Fifty Years Going To The Mountains

Book Description

Soul of the Heights is the story of a pioneering climber with a passion for, and lifetime dedication to, the majestic mountains of North America. First conquering the awesome faces and peaks—many of them previously unclimbed—then photographing them with an intimate eye, Ed Cooper has maintained this love affair with the mountains for more than fifty years.

His unique story evokes the now-legendary early days of mountaineering and includes exclusive first-hand accounts by climbers of that era about many of the first ascents of new routes that have since become top destinations for new generations of climbers. These historic ascents include routes in the Cascade Mountains of Washington State; the “Chief,” near Squamish, British Columbia; the Bugaboos, also in B.C.; and El Capitan in Yosemite Valley, California. These ascents were all achieved in the 1950s and early '60s at a time when climbing standards were rising dramatically.

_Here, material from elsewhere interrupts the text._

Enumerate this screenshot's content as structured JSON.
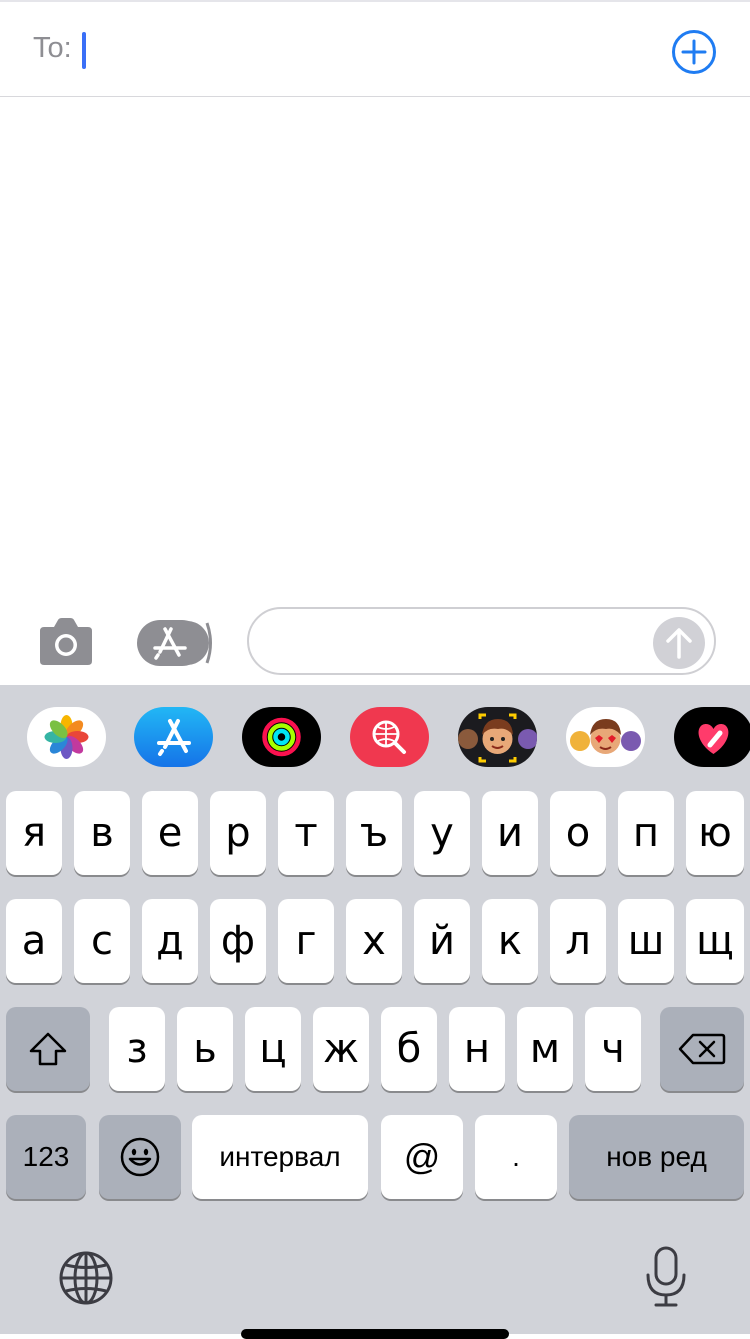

Fascinated by the challenge of the heights, Ed Cooper became the first “climbing bum” in the Pacific Northwest, where he rapidly acquired a reputation as one of the most important all-around climbers of his generation. This book provides rare insight into the world of mountaineering and rock climbing during that era, revealing the intensely competitive nature of the sport at a time when so many opportunities were available for carving a place in climbing history as the first to complete a new challenge.

The young climber's evolving quest to photograph the essence of the mountains he held in such awe resulted in a series of spectacular portraits of many of the best-known peaks of North America. These images provide the visual drama in Ed Cooper's story, which also contains many historically interesting photographs of early climbs, and of such noted mountain personalities as Norman Clyde, Warren Harding, and Galen Rowell.

About Cooper, Ed

Although he graduated from the University of Washington with a degree in metallurgical engineering, Ed Cooper has made photography his life work. Anyone who is familiar with conservation/mountaineering publications has probably seen his work, and his photos have graced at one time or another the covers of such publications as Audubon, Arizona Highways, Backpacker, Living Wilderness, National Geographic, National Wildlife, Sierra, Sunset, and many others.

Ed Cooper became the first "climbing bum" in the Pacific Northwest during the Golden age of North American climbing, (50s and 60s), where he rapidly acquired a reputation as one of the most important all-around climbers of his generation.

The December 2003 release of a climbing film, In the Shadow of the Chief, using archival film footage from the CBC taken in 1961, as well as contemporary footage, related the story of one of the climbs described in the book. The film is about the first ascent of the Grand Wall of the Stawamus Chief in Squamish, B.C., which the author/photographer made with Jim Baldwin in 1961; this climb evolved into an event sponsored by the town of Squamish. This film won the People's Choice award for the Best Film of the Festival at the Whistler Mountain Film Festival in December 2003. At the Vancouver International Mountain Film Festival in February 2004, it won the Best Film Overall - the Festival Grand Prize.